(Dataset rows for apps and sites)
——
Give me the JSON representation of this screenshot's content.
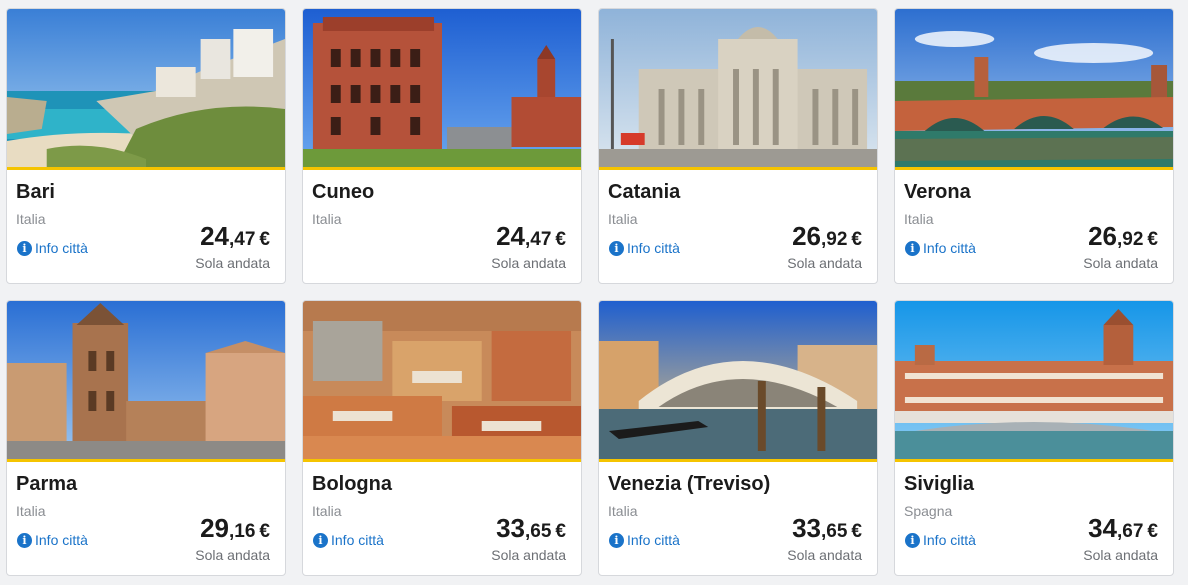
{
  "labels": {
    "info": "Info città",
    "oneway": "Sola andata",
    "info_icon": "info-icon"
  },
  "colors": {
    "accent": "#f5c400",
    "link": "#1a73c9"
  },
  "cards": [
    {
      "city": "Bari",
      "country": "Italia",
      "price_int": "24",
      "price_dec": ",47",
      "currency": "€",
      "show_info": true,
      "scene": "bari"
    },
    {
      "city": "Cuneo",
      "country": "Italia",
      "price_int": "24",
      "price_dec": ",47",
      "currency": "€",
      "show_info": false,
      "scene": "cuneo"
    },
    {
      "city": "Catania",
      "country": "Italia",
      "price_int": "26",
      "price_dec": ",92",
      "currency": "€",
      "show_info": true,
      "scene": "catania"
    },
    {
      "city": "Verona",
      "country": "Italia",
      "price_int": "26",
      "price_dec": ",92",
      "currency": "€",
      "show_info": true,
      "scene": "verona"
    },
    {
      "city": "Parma",
      "country": "Italia",
      "price_int": "29",
      "price_dec": ",16",
      "currency": "€",
      "show_info": true,
      "scene": "parma"
    },
    {
      "city": "Bologna",
      "country": "Italia",
      "price_int": "33",
      "price_dec": ",65",
      "currency": "€",
      "show_info": true,
      "scene": "bologna"
    },
    {
      "city": "Venezia (Treviso)",
      "country": "Italia",
      "price_int": "33",
      "price_dec": ",65",
      "currency": "€",
      "show_info": true,
      "scene": "venezia"
    },
    {
      "city": "Siviglia",
      "country": "Spagna",
      "price_int": "34",
      "price_dec": ",67",
      "currency": "€",
      "show_info": true,
      "scene": "siviglia"
    }
  ]
}
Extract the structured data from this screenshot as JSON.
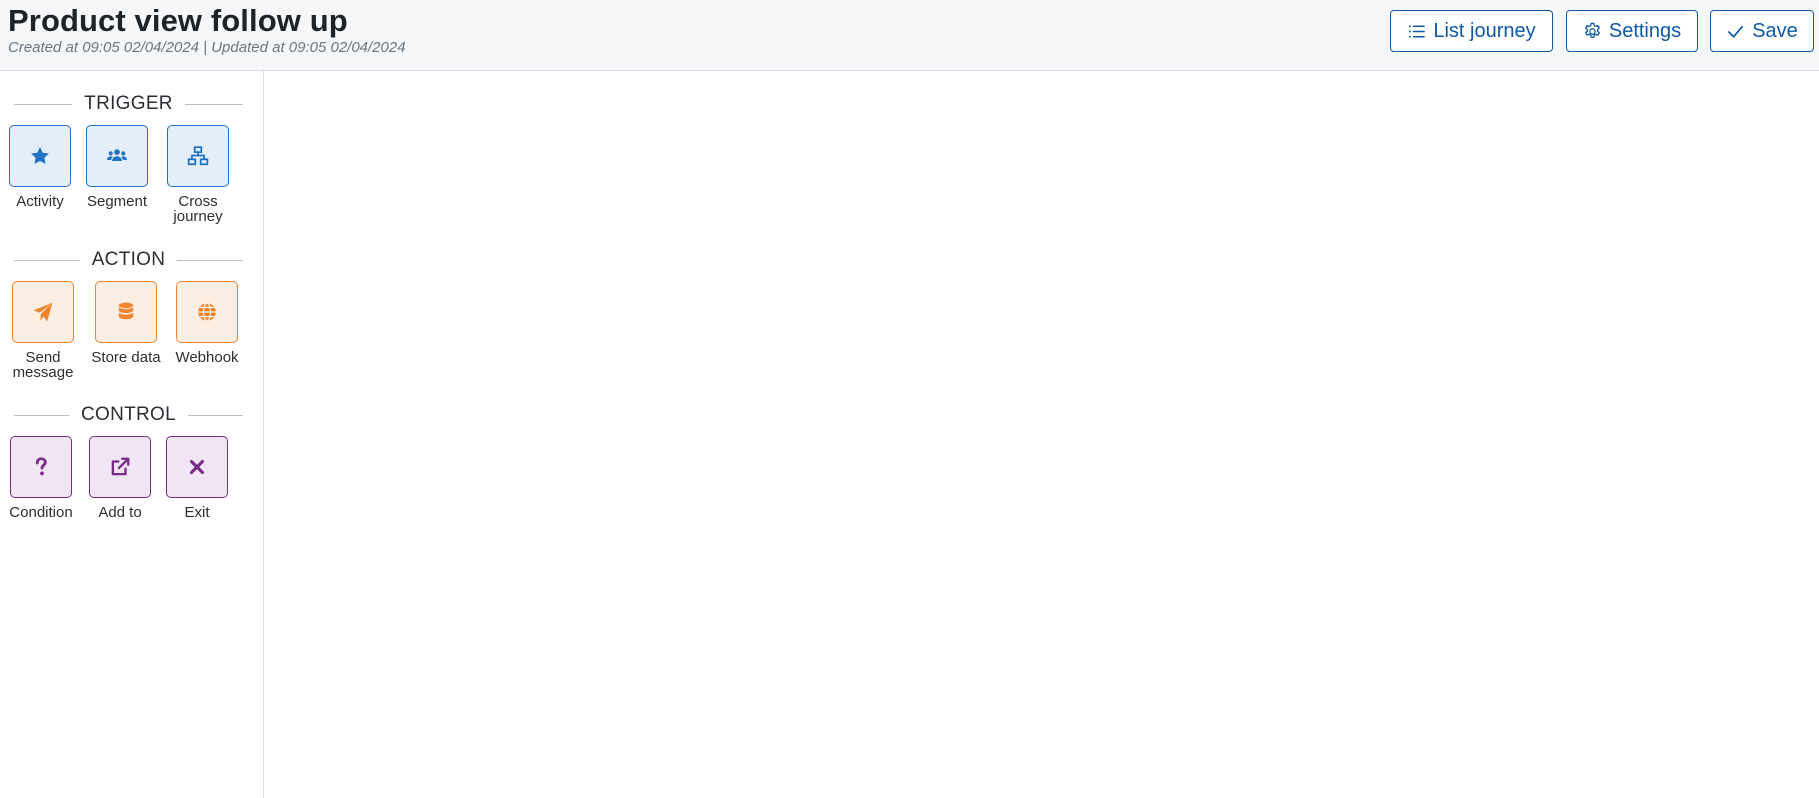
{
  "header": {
    "title": "Product view follow up",
    "meta": "Created at 09:05 02/04/2024 | Updated at 09:05 02/04/2024",
    "buttons": {
      "list_journey": "List journey",
      "settings": "Settings",
      "save": "Save"
    }
  },
  "sidebar": {
    "trigger": {
      "title": "TRIGGER",
      "items": [
        {
          "label": "Activity",
          "icon": "star-icon"
        },
        {
          "label": "Segment",
          "icon": "users-icon"
        },
        {
          "label": "Cross journey",
          "icon": "sitemap-icon"
        }
      ]
    },
    "action": {
      "title": "ACTION",
      "items": [
        {
          "label": "Send message",
          "icon": "paper-plane-icon"
        },
        {
          "label": "Store data",
          "icon": "database-icon"
        },
        {
          "label": "Webhook",
          "icon": "globe-icon"
        }
      ]
    },
    "control": {
      "title": "CONTROL",
      "items": [
        {
          "label": "Condition",
          "icon": "question-icon"
        },
        {
          "label": "Add to",
          "icon": "external-link-icon"
        },
        {
          "label": "Exit",
          "icon": "close-icon"
        }
      ]
    }
  },
  "colors": {
    "primary": "#0d5aa7",
    "trigger": "#1f72c4",
    "action": "#f2842f",
    "control": "#7a2a87"
  }
}
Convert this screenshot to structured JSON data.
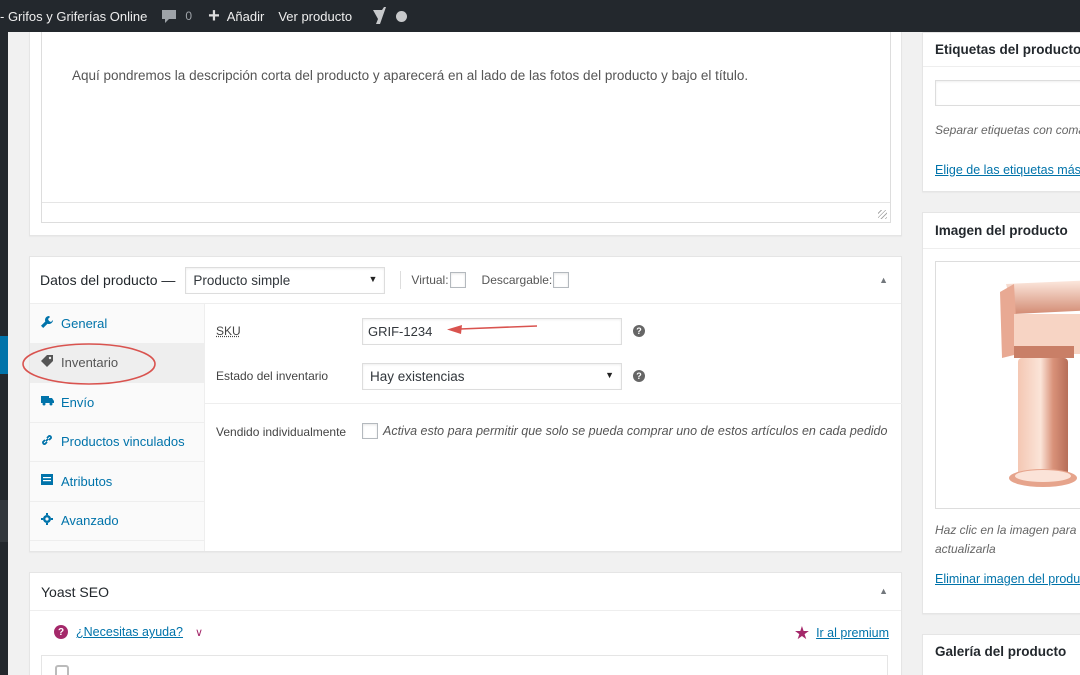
{
  "adminbar": {
    "site_name": "- Grifos y Griferías Online",
    "comments_count": "0",
    "new_label": "Añadir",
    "view_label": "Ver producto"
  },
  "excerpt": {
    "text": "Aquí pondremos la descripción corta del producto y aparecerá en al lado de las fotos del producto y bajo el título."
  },
  "product_data": {
    "title": "Datos del producto —",
    "type_selected": "Producto simple",
    "virtual_label": "Virtual:",
    "downloadable_label": "Descargable:",
    "tabs": [
      {
        "label": "General",
        "icon": "wrench-icon"
      },
      {
        "label": "Inventario",
        "icon": "tag-icon"
      },
      {
        "label": "Envío",
        "icon": "truck-icon"
      },
      {
        "label": "Productos vinculados",
        "icon": "link-icon"
      },
      {
        "label": "Atributos",
        "icon": "list-icon"
      },
      {
        "label": "Avanzado",
        "icon": "gear-icon"
      }
    ],
    "active_tab": "Inventario",
    "inventory": {
      "sku_label": "SKU",
      "sku_value": "GRIF-1234",
      "stock_label": "Estado del inventario",
      "stock_value": "Hay existencias",
      "sold_individually_label": "Vendido individualmente",
      "sold_individually_desc": "Activa esto para permitir que solo se pueda comprar uno de estos artículos en cada pedido"
    },
    "annotation_color": "#d9534f"
  },
  "yoast": {
    "title": "Yoast SEO",
    "help_label": "¿Necesitas ayuda?",
    "premium_label": "Ir al premium",
    "accent_color": "#a4286a"
  },
  "sidebar": {
    "tags": {
      "title": "Etiquetas del producto",
      "hint": "Separar etiquetas con coma",
      "choose_link": "Elige de las etiquetas más"
    },
    "image": {
      "title": "Imagen del producto",
      "hint_line1": "Haz clic en la imagen para",
      "hint_line2": "actualizarla",
      "remove_link": "Eliminar imagen del producto"
    },
    "gallery": {
      "title": "Galería del producto"
    }
  }
}
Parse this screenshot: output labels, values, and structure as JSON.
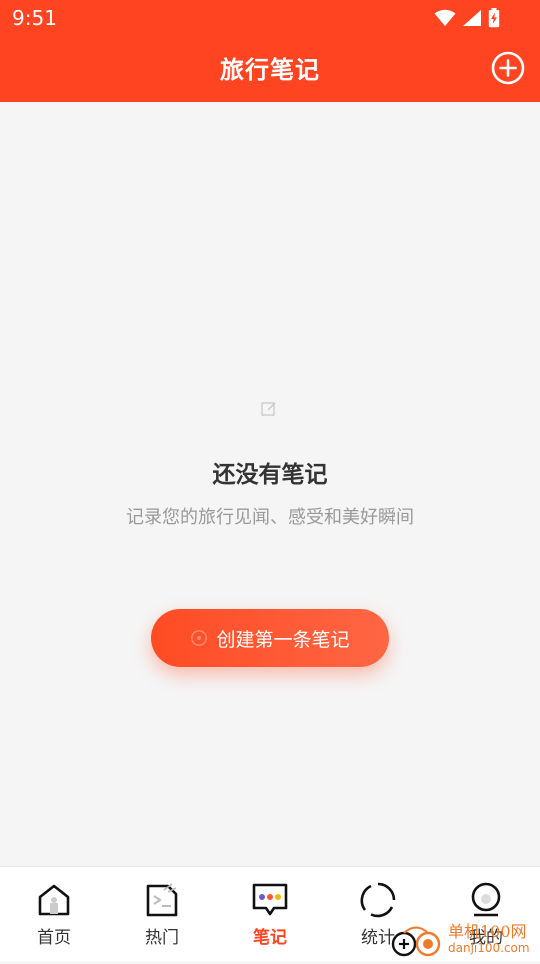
{
  "status_bar": {
    "time": "9:51",
    "icons": [
      "wifi-icon",
      "signal-icon",
      "battery-charging-icon"
    ]
  },
  "header": {
    "title": "旅行笔记",
    "add_icon": "plus-circle-icon",
    "color": "#ff4422"
  },
  "empty_state": {
    "icon": "edit-note-icon",
    "title": "还没有笔记",
    "description": "记录您的旅行见闻、感受和美好瞬间",
    "button_icon": "plus-circle-icon",
    "button_label": "创建第一条笔记"
  },
  "bottom_nav": {
    "items": [
      {
        "label": "首页",
        "icon": "home-icon",
        "active": false
      },
      {
        "label": "热门",
        "icon": "hot-icon",
        "active": false
      },
      {
        "label": "笔记",
        "icon": "notes-chat-icon",
        "active": true
      },
      {
        "label": "统计",
        "icon": "stats-ring-icon",
        "active": false
      },
      {
        "label": "我的",
        "icon": "profile-icon",
        "active": false
      }
    ],
    "active_color": "#ff4422"
  },
  "watermark": {
    "cn": "单机100网",
    "en": "danji100.com"
  }
}
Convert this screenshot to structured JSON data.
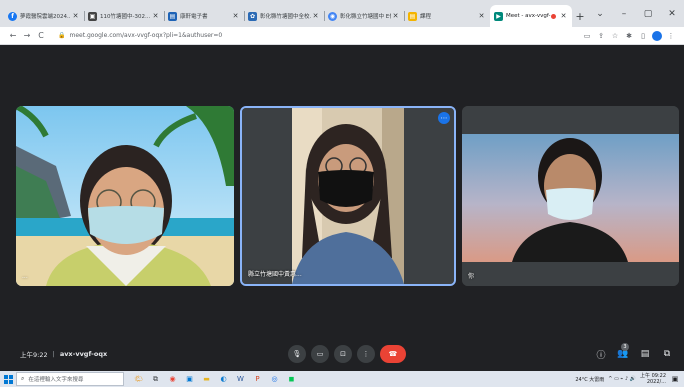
{
  "browser": {
    "tabs": [
      {
        "title": "夢霞醫院雲端2024...",
        "fav_color": "#1877f2",
        "fav_glyph": "f",
        "active": false
      },
      {
        "title": "110竹塘國中-302...",
        "fav_color": "#444",
        "fav_glyph": "▣",
        "active": false
      },
      {
        "title": "康軒電子書",
        "fav_color": "#1e63b6",
        "fav_glyph": "▤",
        "active": false
      },
      {
        "title": "彰化縣竹塘國中全校...",
        "fav_color": "#2b6ab5",
        "fav_glyph": "✿",
        "active": false
      },
      {
        "title": "彰化縣立竹塘國中 E化...",
        "fav_color": "#4285f4",
        "fav_glyph": "◉",
        "active": false
      },
      {
        "title": "課程",
        "fav_color": "#f4b400",
        "fav_glyph": "▤",
        "active": false
      },
      {
        "title": "Meet - avx-vvgf-...",
        "fav_color": "#00897b",
        "fav_glyph": "▶",
        "active": true
      }
    ],
    "new_tab": "+",
    "window_controls": {
      "chevron": "⌄",
      "minimize": "–",
      "maximize": "▢",
      "close": "✕"
    },
    "nav": {
      "back": "←",
      "forward": "→",
      "reload": "C"
    },
    "url": "meet.google.com/avx-vvgf-oqx?pli=1&authuser=0",
    "toolbar_icons": [
      "cast-icon",
      "share-icon",
      "star-icon",
      "extensions-icon",
      "sidepanel-icon",
      "profile-icon",
      "menu-icon"
    ]
  },
  "meet": {
    "tiles": [
      {
        "name": "",
        "label": "...",
        "bg": "beach"
      },
      {
        "name": "縣立竹塘國中黃惠..."
      },
      {
        "name": "你"
      }
    ],
    "time": "上午9:22",
    "separator": "|",
    "meeting_code": "avx-vvgf-oqx",
    "participant_count": "3",
    "colors": {
      "accent": "#8ab4f8",
      "hangup": "#ea4335",
      "bg": "#202124"
    }
  },
  "taskbar": {
    "search_placeholder": "在這裡輸入文字來搜尋",
    "weather": "24°C 大雷雨",
    "clock_time": "上午 09:22",
    "clock_date": "2022/..."
  }
}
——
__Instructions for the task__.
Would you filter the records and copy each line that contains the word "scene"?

__Output__.
      "scene": "bari"
      "scene": "cuneo"
      "scene": "catania"
      "scene": "verona"
      "scene": "parma"
      "scene": "bologna"
      "scene": "venezia"
      "scene": "siviglia"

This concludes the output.